┌──

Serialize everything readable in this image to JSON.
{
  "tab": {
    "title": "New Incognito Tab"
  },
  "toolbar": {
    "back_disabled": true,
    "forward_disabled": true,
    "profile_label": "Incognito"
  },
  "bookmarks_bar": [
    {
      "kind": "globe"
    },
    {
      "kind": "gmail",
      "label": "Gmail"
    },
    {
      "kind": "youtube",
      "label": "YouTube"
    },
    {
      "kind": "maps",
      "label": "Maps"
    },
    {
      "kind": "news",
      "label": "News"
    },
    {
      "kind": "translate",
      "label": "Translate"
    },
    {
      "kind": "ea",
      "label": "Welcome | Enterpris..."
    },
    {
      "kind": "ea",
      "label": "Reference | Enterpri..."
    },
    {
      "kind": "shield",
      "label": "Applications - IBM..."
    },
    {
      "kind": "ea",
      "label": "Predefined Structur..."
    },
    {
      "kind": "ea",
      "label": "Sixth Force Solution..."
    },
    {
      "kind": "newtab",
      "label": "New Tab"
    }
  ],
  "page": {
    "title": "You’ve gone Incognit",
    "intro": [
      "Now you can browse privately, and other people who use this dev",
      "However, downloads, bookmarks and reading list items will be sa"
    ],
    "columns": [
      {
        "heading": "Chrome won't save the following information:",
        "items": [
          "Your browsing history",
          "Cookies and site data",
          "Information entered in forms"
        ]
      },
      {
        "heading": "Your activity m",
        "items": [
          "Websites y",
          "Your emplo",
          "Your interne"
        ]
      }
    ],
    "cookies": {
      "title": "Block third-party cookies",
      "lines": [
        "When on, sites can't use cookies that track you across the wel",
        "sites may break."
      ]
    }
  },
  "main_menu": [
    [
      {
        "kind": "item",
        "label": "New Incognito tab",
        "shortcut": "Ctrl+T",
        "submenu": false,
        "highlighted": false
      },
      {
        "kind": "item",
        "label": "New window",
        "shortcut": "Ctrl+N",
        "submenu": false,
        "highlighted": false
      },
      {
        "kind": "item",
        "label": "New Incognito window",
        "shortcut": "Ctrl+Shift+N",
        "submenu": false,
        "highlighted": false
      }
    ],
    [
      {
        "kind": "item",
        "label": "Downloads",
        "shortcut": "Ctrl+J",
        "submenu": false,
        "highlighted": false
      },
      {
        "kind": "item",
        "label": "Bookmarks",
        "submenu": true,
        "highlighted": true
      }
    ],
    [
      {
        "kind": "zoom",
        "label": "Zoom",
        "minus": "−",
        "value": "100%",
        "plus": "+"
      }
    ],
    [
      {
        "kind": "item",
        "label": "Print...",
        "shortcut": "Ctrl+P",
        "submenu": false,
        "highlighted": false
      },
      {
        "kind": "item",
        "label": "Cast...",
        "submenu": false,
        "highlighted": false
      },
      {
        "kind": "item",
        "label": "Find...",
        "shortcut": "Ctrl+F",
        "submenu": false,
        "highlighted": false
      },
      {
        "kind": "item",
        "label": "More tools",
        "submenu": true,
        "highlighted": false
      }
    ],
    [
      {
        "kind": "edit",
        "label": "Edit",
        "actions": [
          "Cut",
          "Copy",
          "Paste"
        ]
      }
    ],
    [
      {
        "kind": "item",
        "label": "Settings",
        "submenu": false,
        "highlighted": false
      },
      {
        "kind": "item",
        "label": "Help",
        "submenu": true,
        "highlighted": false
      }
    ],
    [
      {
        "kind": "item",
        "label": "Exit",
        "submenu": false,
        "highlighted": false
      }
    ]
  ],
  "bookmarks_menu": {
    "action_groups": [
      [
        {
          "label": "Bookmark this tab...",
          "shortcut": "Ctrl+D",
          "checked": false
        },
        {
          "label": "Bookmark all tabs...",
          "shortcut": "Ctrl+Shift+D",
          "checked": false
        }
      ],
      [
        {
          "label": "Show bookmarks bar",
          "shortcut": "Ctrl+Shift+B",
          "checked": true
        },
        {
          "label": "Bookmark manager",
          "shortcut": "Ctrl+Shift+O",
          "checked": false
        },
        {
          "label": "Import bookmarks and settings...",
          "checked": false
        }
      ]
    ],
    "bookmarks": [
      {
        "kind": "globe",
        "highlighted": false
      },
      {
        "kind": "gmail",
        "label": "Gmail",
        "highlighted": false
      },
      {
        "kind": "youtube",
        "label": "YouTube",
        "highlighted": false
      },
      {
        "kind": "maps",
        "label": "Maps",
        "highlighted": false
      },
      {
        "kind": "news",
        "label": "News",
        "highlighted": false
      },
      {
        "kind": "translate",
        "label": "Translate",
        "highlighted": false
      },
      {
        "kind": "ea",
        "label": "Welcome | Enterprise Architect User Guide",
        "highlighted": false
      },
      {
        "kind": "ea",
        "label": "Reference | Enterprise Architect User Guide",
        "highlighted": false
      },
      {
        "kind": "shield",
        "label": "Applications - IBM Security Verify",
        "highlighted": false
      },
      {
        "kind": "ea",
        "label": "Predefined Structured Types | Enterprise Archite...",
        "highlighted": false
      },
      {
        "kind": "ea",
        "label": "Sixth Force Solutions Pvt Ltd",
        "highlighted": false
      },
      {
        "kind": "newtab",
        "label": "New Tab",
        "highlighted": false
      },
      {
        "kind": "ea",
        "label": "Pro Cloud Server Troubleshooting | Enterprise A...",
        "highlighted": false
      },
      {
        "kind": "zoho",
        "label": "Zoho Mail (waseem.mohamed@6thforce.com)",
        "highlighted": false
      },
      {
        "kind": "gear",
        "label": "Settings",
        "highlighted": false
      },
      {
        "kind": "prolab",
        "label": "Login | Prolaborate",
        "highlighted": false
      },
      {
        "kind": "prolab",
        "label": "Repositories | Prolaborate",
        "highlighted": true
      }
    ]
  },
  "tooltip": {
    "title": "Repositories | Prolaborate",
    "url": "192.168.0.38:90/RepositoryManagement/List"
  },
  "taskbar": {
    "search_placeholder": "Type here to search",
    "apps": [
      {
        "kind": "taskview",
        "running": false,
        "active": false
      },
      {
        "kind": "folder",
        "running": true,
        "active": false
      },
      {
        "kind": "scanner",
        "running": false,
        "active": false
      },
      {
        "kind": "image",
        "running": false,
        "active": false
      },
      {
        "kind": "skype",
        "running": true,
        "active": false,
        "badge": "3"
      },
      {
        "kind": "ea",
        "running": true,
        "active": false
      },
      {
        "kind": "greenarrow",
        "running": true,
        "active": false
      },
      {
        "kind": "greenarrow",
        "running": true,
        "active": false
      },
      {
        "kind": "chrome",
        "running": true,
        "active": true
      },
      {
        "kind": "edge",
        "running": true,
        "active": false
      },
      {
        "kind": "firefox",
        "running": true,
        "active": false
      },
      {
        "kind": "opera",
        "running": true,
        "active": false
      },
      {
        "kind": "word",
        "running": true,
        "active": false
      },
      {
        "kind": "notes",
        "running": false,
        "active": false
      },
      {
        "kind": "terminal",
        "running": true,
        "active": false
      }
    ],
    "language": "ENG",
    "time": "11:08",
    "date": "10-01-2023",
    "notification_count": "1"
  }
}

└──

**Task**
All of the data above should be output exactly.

**Completed exercise**
Serialize everything readable in this image to JSON.
{
  "tab": {
    "title": "New Incognito Tab"
  },
  "toolbar": {
    "back_disabled": true,
    "forward_disabled": true,
    "profile_label": "Incognito"
  },
  "bookmarks_bar": [
    {
      "kind": "globe"
    },
    {
      "kind": "gmail",
      "label": "Gmail"
    },
    {
      "kind": "youtube",
      "label": "YouTube"
    },
    {
      "kind": "maps",
      "label": "Maps"
    },
    {
      "kind": "news",
      "label": "News"
    },
    {
      "kind": "translate",
      "label": "Translate"
    },
    {
      "kind": "ea",
      "label": "Welcome | Enterpris..."
    },
    {
      "kind": "ea",
      "label": "Reference | Enterpri..."
    },
    {
      "kind": "shield",
      "label": "Applications - IBM..."
    },
    {
      "kind": "ea",
      "label": "Predefined Structur..."
    },
    {
      "kind": "ea",
      "label": "Sixth Force Solution..."
    },
    {
      "kind": "newtab",
      "label": "New Tab"
    }
  ],
  "page": {
    "title": "You’ve gone Incognit",
    "intro": [
      "Now you can browse privately, and other people who use this dev",
      "However, downloads, bookmarks and reading list items will be sa"
    ],
    "columns": [
      {
        "heading": "Chrome won't save the following information:",
        "items": [
          "Your browsing history",
          "Cookies and site data",
          "Information entered in forms"
        ]
      },
      {
        "heading": "Your activity m",
        "items": [
          "Websites y",
          "Your emplo",
          "Your interne"
        ]
      }
    ],
    "cookies": {
      "title": "Block third-party cookies",
      "lines": [
        "When on, sites can't use cookies that track you across the wel",
        "sites may break."
      ]
    }
  },
  "main_menu": [
    [
      {
        "kind": "item",
        "label": "New Incognito tab",
        "shortcut": "Ctrl+T",
        "submenu": false,
        "highlighted": false
      },
      {
        "kind": "item",
        "label": "New window",
        "shortcut": "Ctrl+N",
        "submenu": false,
        "highlighted": false
      },
      {
        "kind": "item",
        "label": "New Incognito window",
        "shortcut": "Ctrl+Shift+N",
        "submenu": false,
        "highlighted": false
      }
    ],
    [
      {
        "kind": "item",
        "label": "Downloads",
        "shortcut": "Ctrl+J",
        "submenu": false,
        "highlighted": false
      },
      {
        "kind": "item",
        "label": "Bookmarks",
        "submenu": true,
        "highlighted": true
      }
    ],
    [
      {
        "kind": "zoom",
        "label": "Zoom",
        "minus": "−",
        "value": "100%",
        "plus": "+"
      }
    ],
    [
      {
        "kind": "item",
        "label": "Print...",
        "shortcut": "Ctrl+P",
        "submenu": false,
        "highlighted": false
      },
      {
        "kind": "item",
        "label": "Cast...",
        "submenu": false,
        "highlighted": false
      },
      {
        "kind": "item",
        "label": "Find...",
        "shortcut": "Ctrl+F",
        "submenu": false,
        "highlighted": false
      },
      {
        "kind": "item",
        "label": "More tools",
        "submenu": true,
        "highlighted": false
      }
    ],
    [
      {
        "kind": "edit",
        "label": "Edit",
        "actions": [
          "Cut",
          "Copy",
          "Paste"
        ]
      }
    ],
    [
      {
        "kind": "item",
        "label": "Settings",
        "submenu": false,
        "highlighted": false
      },
      {
        "kind": "item",
        "label": "Help",
        "submenu": true,
        "highlighted": false
      }
    ],
    [
      {
        "kind": "item",
        "label": "Exit",
        "submenu": false,
        "highlighted": false
      }
    ]
  ],
  "bookmarks_menu": {
    "action_groups": [
      [
        {
          "label": "Bookmark this tab...",
          "shortcut": "Ctrl+D",
          "checked": false
        },
        {
          "label": "Bookmark all tabs...",
          "shortcut": "Ctrl+Shift+D",
          "checked": false
        }
      ],
      [
        {
          "label": "Show bookmarks bar",
          "shortcut": "Ctrl+Shift+B",
          "checked": true
        },
        {
          "label": "Bookmark manager",
          "shortcut": "Ctrl+Shift+O",
          "checked": false
        },
        {
          "label": "Import bookmarks and settings...",
          "checked": false
        }
      ]
    ],
    "bookmarks": [
      {
        "kind": "globe",
        "highlighted": false
      },
      {
        "kind": "gmail",
        "label": "Gmail",
        "highlighted": false
      },
      {
        "kind": "youtube",
        "label": "YouTube",
        "highlighted": false
      },
      {
        "kind": "maps",
        "label": "Maps",
        "highlighted": false
      },
      {
        "kind": "news",
        "label": "News",
        "highlighted": false
      },
      {
        "kind": "translate",
        "label": "Translate",
        "highlighted": false
      },
      {
        "kind": "ea",
        "label": "Welcome | Enterprise Architect User Guide",
        "highlighted": false
      },
      {
        "kind": "ea",
        "label": "Reference | Enterprise Architect User Guide",
        "highlighted": false
      },
      {
        "kind": "shield",
        "label": "Applications - IBM Security Verify",
        "highlighted": false
      },
      {
        "kind": "ea",
        "label": "Predefined Structured Types | Enterprise Archite...",
        "highlighted": false
      },
      {
        "kind": "ea",
        "label": "Sixth Force Solutions Pvt Ltd",
        "highlighted": false
      },
      {
        "kind": "newtab",
        "label": "New Tab",
        "highlighted": false
      },
      {
        "kind": "ea",
        "label": "Pro Cloud Server Troubleshooting | Enterprise A...",
        "highlighted": false
      },
      {
        "kind": "zoho",
        "label": "Zoho Mail (waseem.mohamed@6thforce.com)",
        "highlighted": false
      },
      {
        "kind": "gear",
        "label": "Settings",
        "highlighted": false
      },
      {
        "kind": "prolab",
        "label": "Login | Prolaborate",
        "highlighted": false
      },
      {
        "kind": "prolab",
        "label": "Repositories | Prolaborate",
        "highlighted": true
      }
    ]
  },
  "tooltip": {
    "title": "Repositories | Prolaborate",
    "url": "192.168.0.38:90/RepositoryManagement/List"
  },
  "taskbar": {
    "search_placeholder": "Type here to search",
    "apps": [
      {
        "kind": "taskview",
        "running": false,
        "active": false
      },
      {
        "kind": "folder",
        "running": true,
        "active": false
      },
      {
        "kind": "scanner",
        "running": false,
        "active": false
      },
      {
        "kind": "image",
        "running": false,
        "active": false
      },
      {
        "kind": "skype",
        "running": true,
        "active": false,
        "badge": "3"
      },
      {
        "kind": "ea",
        "running": true,
        "active": false
      },
      {
        "kind": "greenarrow",
        "running": true,
        "active": false
      },
      {
        "kind": "greenarrow",
        "running": true,
        "active": false
      },
      {
        "kind": "chrome",
        "running": true,
        "active": true
      },
      {
        "kind": "edge",
        "running": true,
        "active": false
      },
      {
        "kind": "firefox",
        "running": true,
        "active": false
      },
      {
        "kind": "opera",
        "running": true,
        "active": false
      },
      {
        "kind": "word",
        "running": true,
        "active": false
      },
      {
        "kind": "notes",
        "running": false,
        "active": false
      },
      {
        "kind": "terminal",
        "running": true,
        "active": false
      }
    ],
    "language": "ENG",
    "time": "11:08",
    "date": "10-01-2023",
    "notification_count": "1"
  }
}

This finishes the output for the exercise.